[Opening Data for review section]

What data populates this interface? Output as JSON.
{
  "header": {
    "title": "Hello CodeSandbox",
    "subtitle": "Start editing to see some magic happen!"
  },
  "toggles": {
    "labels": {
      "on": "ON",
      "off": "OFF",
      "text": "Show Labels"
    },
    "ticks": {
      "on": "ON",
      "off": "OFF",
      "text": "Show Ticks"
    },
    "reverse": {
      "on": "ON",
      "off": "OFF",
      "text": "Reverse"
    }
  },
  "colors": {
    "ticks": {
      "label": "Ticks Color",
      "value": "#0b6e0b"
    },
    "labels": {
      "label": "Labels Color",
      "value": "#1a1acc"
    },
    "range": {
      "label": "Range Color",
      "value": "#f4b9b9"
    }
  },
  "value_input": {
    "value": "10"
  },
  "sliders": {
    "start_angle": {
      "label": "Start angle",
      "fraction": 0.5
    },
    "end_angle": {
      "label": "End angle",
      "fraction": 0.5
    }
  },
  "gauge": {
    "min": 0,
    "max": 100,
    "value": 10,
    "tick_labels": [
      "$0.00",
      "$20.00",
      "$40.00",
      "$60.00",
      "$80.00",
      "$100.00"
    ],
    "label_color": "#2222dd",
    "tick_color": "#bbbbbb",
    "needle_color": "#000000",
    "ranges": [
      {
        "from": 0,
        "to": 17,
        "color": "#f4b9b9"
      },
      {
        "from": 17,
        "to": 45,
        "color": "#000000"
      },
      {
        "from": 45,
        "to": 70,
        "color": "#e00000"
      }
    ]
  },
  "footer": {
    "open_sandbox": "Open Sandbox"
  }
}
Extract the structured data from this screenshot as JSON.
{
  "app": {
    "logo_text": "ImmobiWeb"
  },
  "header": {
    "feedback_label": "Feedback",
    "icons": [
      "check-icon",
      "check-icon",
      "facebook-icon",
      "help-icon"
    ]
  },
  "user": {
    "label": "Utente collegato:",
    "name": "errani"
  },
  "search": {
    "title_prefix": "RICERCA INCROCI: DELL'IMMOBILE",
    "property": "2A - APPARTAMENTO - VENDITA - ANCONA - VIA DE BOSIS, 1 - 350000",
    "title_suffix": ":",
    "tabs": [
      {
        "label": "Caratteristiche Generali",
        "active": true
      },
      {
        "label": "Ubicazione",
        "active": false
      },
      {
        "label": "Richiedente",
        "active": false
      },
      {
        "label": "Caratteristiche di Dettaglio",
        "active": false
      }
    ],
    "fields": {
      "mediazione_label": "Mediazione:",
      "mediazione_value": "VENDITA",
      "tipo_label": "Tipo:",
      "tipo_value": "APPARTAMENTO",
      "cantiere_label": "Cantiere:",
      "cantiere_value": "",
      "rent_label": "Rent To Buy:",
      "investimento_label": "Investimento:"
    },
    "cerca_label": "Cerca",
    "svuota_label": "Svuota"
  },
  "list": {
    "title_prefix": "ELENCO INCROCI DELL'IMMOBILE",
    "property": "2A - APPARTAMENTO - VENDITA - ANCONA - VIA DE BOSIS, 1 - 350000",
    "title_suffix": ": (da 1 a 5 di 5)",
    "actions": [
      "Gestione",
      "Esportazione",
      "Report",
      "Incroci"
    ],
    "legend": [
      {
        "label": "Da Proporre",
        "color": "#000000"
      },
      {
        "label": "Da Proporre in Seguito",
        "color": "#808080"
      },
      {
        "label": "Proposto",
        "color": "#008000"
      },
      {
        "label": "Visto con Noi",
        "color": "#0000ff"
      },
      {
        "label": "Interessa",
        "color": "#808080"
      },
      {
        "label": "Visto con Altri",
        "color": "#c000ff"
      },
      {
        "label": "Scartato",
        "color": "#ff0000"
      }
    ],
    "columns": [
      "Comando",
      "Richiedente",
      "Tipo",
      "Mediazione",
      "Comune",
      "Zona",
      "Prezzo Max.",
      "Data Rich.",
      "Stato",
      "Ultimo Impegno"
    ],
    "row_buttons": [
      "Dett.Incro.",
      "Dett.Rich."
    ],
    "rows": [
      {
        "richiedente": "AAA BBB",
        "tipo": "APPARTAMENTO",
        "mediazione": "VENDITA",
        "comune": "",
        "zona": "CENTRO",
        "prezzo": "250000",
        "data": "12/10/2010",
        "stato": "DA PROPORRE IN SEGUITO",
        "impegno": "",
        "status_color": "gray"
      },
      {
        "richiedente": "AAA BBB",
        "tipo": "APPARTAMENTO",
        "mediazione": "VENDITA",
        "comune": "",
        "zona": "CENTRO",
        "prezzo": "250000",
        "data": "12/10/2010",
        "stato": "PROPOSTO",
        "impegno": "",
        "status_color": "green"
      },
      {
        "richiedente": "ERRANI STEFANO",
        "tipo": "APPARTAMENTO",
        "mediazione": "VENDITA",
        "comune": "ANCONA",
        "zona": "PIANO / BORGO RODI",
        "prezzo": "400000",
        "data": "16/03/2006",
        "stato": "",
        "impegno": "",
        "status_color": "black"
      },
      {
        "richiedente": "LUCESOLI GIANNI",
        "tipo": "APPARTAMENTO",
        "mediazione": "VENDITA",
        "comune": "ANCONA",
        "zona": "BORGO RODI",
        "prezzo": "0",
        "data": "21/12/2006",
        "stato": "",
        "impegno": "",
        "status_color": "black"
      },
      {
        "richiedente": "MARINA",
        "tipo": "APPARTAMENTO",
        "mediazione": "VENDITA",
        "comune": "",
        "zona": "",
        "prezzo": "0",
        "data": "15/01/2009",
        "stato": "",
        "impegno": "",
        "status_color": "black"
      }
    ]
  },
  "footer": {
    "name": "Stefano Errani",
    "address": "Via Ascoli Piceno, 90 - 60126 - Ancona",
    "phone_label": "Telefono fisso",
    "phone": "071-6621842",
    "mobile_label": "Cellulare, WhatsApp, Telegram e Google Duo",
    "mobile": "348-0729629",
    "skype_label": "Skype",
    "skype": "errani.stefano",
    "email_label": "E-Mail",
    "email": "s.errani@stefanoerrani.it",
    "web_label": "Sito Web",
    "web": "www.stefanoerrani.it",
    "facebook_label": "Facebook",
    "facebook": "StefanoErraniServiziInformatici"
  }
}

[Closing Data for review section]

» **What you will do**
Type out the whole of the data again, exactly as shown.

» **Expected answer**
What data populates this interface? Output as JSON.
{
  "header": {
    "title": "Hello CodeSandbox",
    "subtitle": "Start editing to see some magic happen!"
  },
  "toggles": {
    "labels": {
      "on": "ON",
      "off": "OFF",
      "text": "Show Labels"
    },
    "ticks": {
      "on": "ON",
      "off": "OFF",
      "text": "Show Ticks"
    },
    "reverse": {
      "on": "ON",
      "off": "OFF",
      "text": "Reverse"
    }
  },
  "colors": {
    "ticks": {
      "label": "Ticks Color",
      "value": "#0b6e0b"
    },
    "labels": {
      "label": "Labels Color",
      "value": "#1a1acc"
    },
    "range": {
      "label": "Range Color",
      "value": "#f4b9b9"
    }
  },
  "value_input": {
    "value": "10"
  },
  "sliders": {
    "start_angle": {
      "label": "Start angle",
      "fraction": 0.5
    },
    "end_angle": {
      "label": "End angle",
      "fraction": 0.5
    }
  },
  "gauge": {
    "min": 0,
    "max": 100,
    "value": 10,
    "tick_labels": [
      "$0.00",
      "$20.00",
      "$40.00",
      "$60.00",
      "$80.00",
      "$100.00"
    ],
    "label_color": "#2222dd",
    "tick_color": "#bbbbbb",
    "needle_color": "#000000",
    "ranges": [
      {
        "from": 0,
        "to": 17,
        "color": "#f4b9b9"
      },
      {
        "from": 17,
        "to": 45,
        "color": "#000000"
      },
      {
        "from": 45,
        "to": 70,
        "color": "#e00000"
      }
    ]
  },
  "footer": {
    "open_sandbox": "Open Sandbox"
  }
}
Extract the structured data from this screenshot as JSON.
{
  "app": {
    "logo_text": "ImmobiWeb"
  },
  "header": {
    "feedback_label": "Feedback",
    "icons": [
      "check-icon",
      "check-icon",
      "facebook-icon",
      "help-icon"
    ]
  },
  "user": {
    "label": "Utente collegato:",
    "name": "errani"
  },
  "search": {
    "title_prefix": "RICERCA INCROCI: DELL'IMMOBILE",
    "property": "2A - APPARTAMENTO - VENDITA - ANCONA - VIA DE BOSIS, 1 - 350000",
    "title_suffix": ":",
    "tabs": [
      {
        "label": "Caratteristiche Generali",
        "active": true
      },
      {
        "label": "Ubicazione",
        "active": false
      },
      {
        "label": "Richiedente",
        "active": false
      },
      {
        "label": "Caratteristiche di Dettaglio",
        "active": false
      }
    ],
    "fields": {
      "mediazione_label": "Mediazione:",
      "mediazione_value": "VENDITA",
      "tipo_label": "Tipo:",
      "tipo_value": "APPARTAMENTO",
      "cantiere_label": "Cantiere:",
      "cantiere_value": "",
      "rent_label": "Rent To Buy:",
      "investimento_label": "Investimento:"
    },
    "cerca_label": "Cerca",
    "svuota_label": "Svuota"
  },
  "list": {
    "title_prefix": "ELENCO INCROCI DELL'IMMOBILE",
    "property": "2A - APPARTAMENTO - VENDITA - ANCONA - VIA DE BOSIS, 1 - 350000",
    "title_suffix": ": (da 1 a 5 di 5)",
    "actions": [
      "Gestione",
      "Esportazione",
      "Report",
      "Incroci"
    ],
    "legend": [
      {
        "label": "Da Proporre",
        "color": "#000000"
      },
      {
        "label": "Da Proporre in Seguito",
        "color": "#808080"
      },
      {
        "label": "Proposto",
        "color": "#008000"
      },
      {
        "label": "Visto con Noi",
        "color": "#0000ff"
      },
      {
        "label": "Interessa",
        "color": "#808080"
      },
      {
        "label": "Visto con Altri",
        "color": "#c000ff"
      },
      {
        "label": "Scartato",
        "color": "#ff0000"
      }
    ],
    "columns": [
      "Comando",
      "Richiedente",
      "Tipo",
      "Mediazione",
      "Comune",
      "Zona",
      "Prezzo Max.",
      "Data Rich.",
      "Stato",
      "Ultimo Impegno"
    ],
    "row_buttons": [
      "Dett.Incro.",
      "Dett.Rich."
    ],
    "rows": [
      {
        "richiedente": "AAA BBB",
        "tipo": "APPARTAMENTO",
        "mediazione": "VENDITA",
        "comune": "",
        "zona": "CENTRO",
        "prezzo": "250000",
        "data": "12/10/2010",
        "stato": "DA PROPORRE IN SEGUITO",
        "impegno": "",
        "status_color": "gray"
      },
      {
        "richiedente": "AAA BBB",
        "tipo": "APPARTAMENTO",
        "mediazione": "VENDITA",
        "comune": "",
        "zona": "CENTRO",
        "prezzo": "250000",
        "data": "12/10/2010",
        "stato": "PROPOSTO",
        "impegno": "",
        "status_color": "green"
      },
      {
        "richiedente": "ERRANI STEFANO",
        "tipo": "APPARTAMENTO",
        "mediazione": "VENDITA",
        "comune": "ANCONA",
        "zona": "PIANO / BORGO RODI",
        "prezzo": "400000",
        "data": "16/03/2006",
        "stato": "",
        "impegno": "",
        "status_color": "black"
      },
      {
        "richiedente": "LUCESOLI GIANNI",
        "tipo": "APPARTAMENTO",
        "mediazione": "VENDITA",
        "comune": "ANCONA",
        "zona": "BORGO RODI",
        "prezzo": "0",
        "data": "21/12/2006",
        "stato": "",
        "impegno": "",
        "status_color": "black"
      },
      {
        "richiedente": "MARINA",
        "tipo": "APPARTAMENTO",
        "mediazione": "VENDITA",
        "comune": "",
        "zona": "",
        "prezzo": "0",
        "data": "15/01/2009",
        "stato": "",
        "impegno": "",
        "status_color": "black"
      }
    ]
  },
  "footer": {
    "name": "Stefano Errani",
    "address": "Via Ascoli Piceno, 90 - 60126 - Ancona",
    "phone_label": "Telefono fisso",
    "phone": "071-6621842",
    "mobile_label": "Cellulare, WhatsApp, Telegram e Google Duo",
    "mobile": "348-0729629",
    "skype_label": "Skype",
    "skype": "errani.stefano",
    "email_label": "E-Mail",
    "email": "s.errani@stefanoerrani.it",
    "web_label": "Sito Web",
    "web": "www.stefanoerrani.it",
    "facebook_label": "Facebook",
    "facebook": "StefanoErraniServiziInformatici"
  }
}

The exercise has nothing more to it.